By not bringing in another proven top-six forward this summer, Bruins’ management failed to protect against the unfortunate card they’ve been dealt this season. As Horton continues to rehab from his second concussion in seven months, it remains unclear as to if number 18 will be able to suit up again this season. Combine that with the month-long loss of Rich Peverley and the Boston offense looks remarkably different than Boston fans had envisioned it.
One thing Bruins’ fans can likely agree on is that GM Peter Chiarelli had another solid trade deadline this season. Acquiring three veteran role players (Mottau, Rolston, Zanon) who are known as solid locker room guys at such a cheap price paid (two low-level prospects, regular healthy scratch) is something the former Ottawa executive should be lauded for. However, what’s put the Bruins in the hole they find themselves in today -- along with injuries -- was Chiarelli’s failure to provide his team with an insurance plan in case injuries –more specifically, Horton – struck. Instead of making a play for a top restricted free agent or bringing in a proven top-six forward last summer, the B’s GM opted to go down the low risk route and bring in Montreal castoff Benoit Pouliot as his lone off-season forward acquisition.

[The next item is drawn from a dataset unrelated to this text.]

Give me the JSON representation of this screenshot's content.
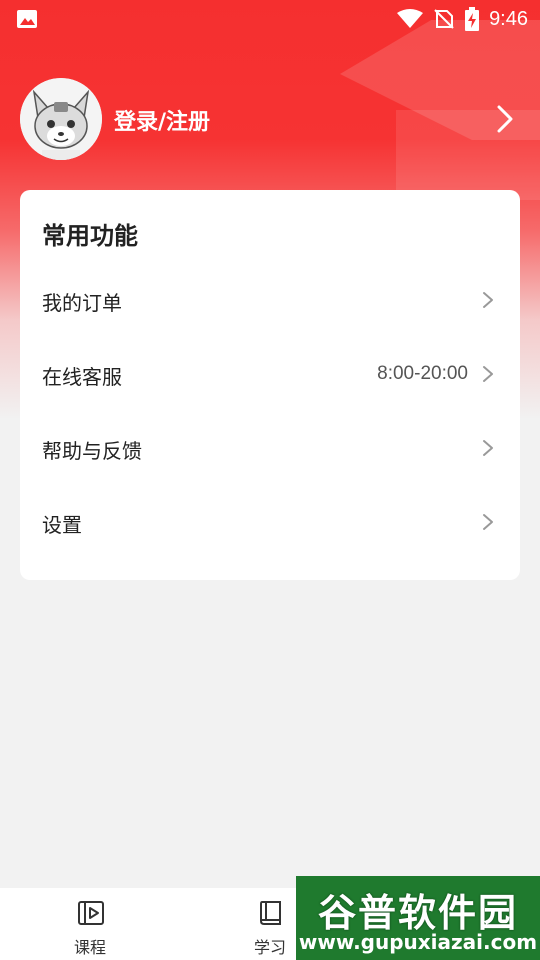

Now, as the Bruins are mired in a two month-long slump that’s seen them unable to string together two straight wins since early January, secondary scoring has become a major issue for the Black and Gold. The most telling statistic? During Boston’s last four games, players not on the first line (Lucic—Krejci—Seguin) have combined for only two goals.
During the Cup run last summer, the B’s biggest strength was without doubt their depth. Boston bench boss Claude Julien could steadily run all four lines with each possessing the ability to score, something not many coaches in this league have the luxury of doing. Now, as the Bruins enter the stretch run and prepare to defend their title in the 2012 Stanley Cup Playoffs, that depth just doesn't seem to be there anymore.